As we can see the hip cares for both the shifting of weight in the legs and the delivery of power, all the while receiving and guiding the upper body weight into the thighs. Thus the hips are responsible for stability, mobility and power simultaneously. Study of the hip is one of the most critical parts of a Tai Chi player¹s training.
The hip-track is the simple path that relaxed hips naturally travel through when weight is shifted from one leg to another in Tai Chi practice. In order to clearly understand the hip-track the action of shifting should be accomplished by a simple driving or pushing down of one leg into the ground causing the body to move away from the driving leg into the passive receiving leg. If the hips are relaxed during this process the hip-track should quite naturally appear. Moving through the hip-track ensures rootedness as it ensures alignment between the thighs and the base in the feet and effortlessly prevents the torquing and twisting in the knees and ankles which many Tai Chi players mistakenly confuse with hip or waist movement. This kind of rootedness created by hip-tracking is not static, heavy or frozen but mobile, vigorous and substantial. Movement through the hip-track will carry the waist and the upper body passively leaving them free to undertake other actions with the security of a solid base. The range of movement is quite conservative and is accurate only when the joints are possessed of real relaxation.
Vaulting, Holding, Augmenting and Assisting
When we tighten muscles around one or both hips during weight shifting the hip-track is impeded in its natural course and the hips either vault over the resistant region or hold themselves in a fixed shape preventing proper rotation into the hip joint of the weighted leg. These errors result in loss of fluidity, root and stability. They cause the upper body to compensate by holding tensions that restrict freedom of movement.
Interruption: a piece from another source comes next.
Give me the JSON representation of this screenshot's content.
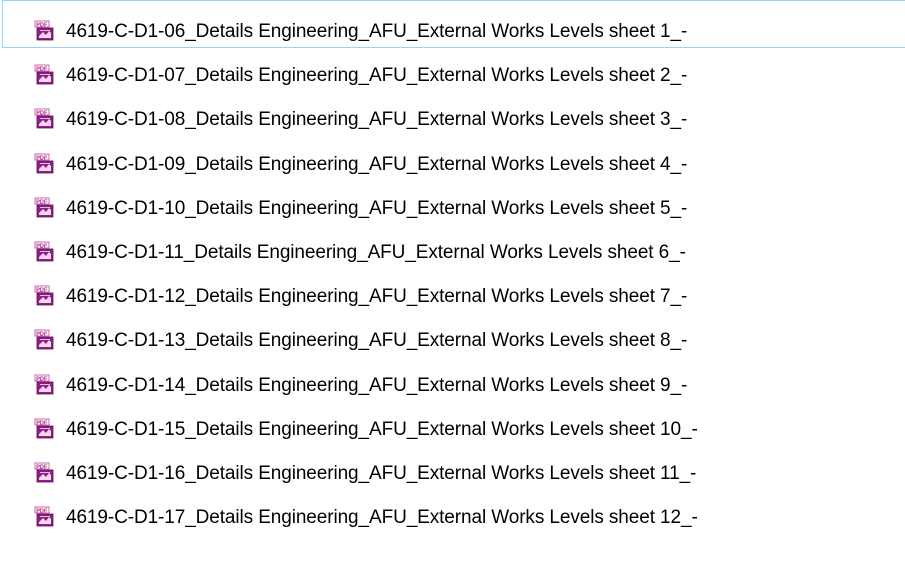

Tightening up, as we have seen, is largely instinctive and unintended. It is therefore very difficult to identify and correct and requires a great deal of attentiveness. It is important that a Tai Chi player commit to this vigilance as proper hip-tracking is the basis and foundation of all other Taijiquan movement and must become habit for maximum progress to occur in other areas of the art.
While the hip-track¹s movement is very simple it is not easy to master due to the mind habitually trying to guide events. A tendency exists in most Tai Chi players to augment movement, helping the hips to find their right place. Of course this is an erroneous approach as any activity in the hips at all will take them off the hip-track which can only be found by settling. As the femur ball and hip socket are naturally restricted in their movement by structural limitations so to the range of the hip track in the fixed stance is also limited. In order to compensate for this Tai Chi players tend to assist the action of the hip-track in order to acquire greater range. While this might serve in an emergency it is a bad habit where the basic foundation of movement is concerned and will lead to dramatic and flustered styles of form and push hands.
Understanding Taijiquan is a matter of in many ways a journey from the outer to the inner, from the flower of form to the root of innate structure. At some point in every serious Tai Chi player¹s progress it is critical to master the hips and waist. This is like learning letters in writing, rhythm in music or primary colours in painting. Mastering the clear hip is difficult but very worthwhile foundation that will serve all Taijiquan, Qigong and martial arts studies. Next time we will look at the waist and associate members of the hip and waist family.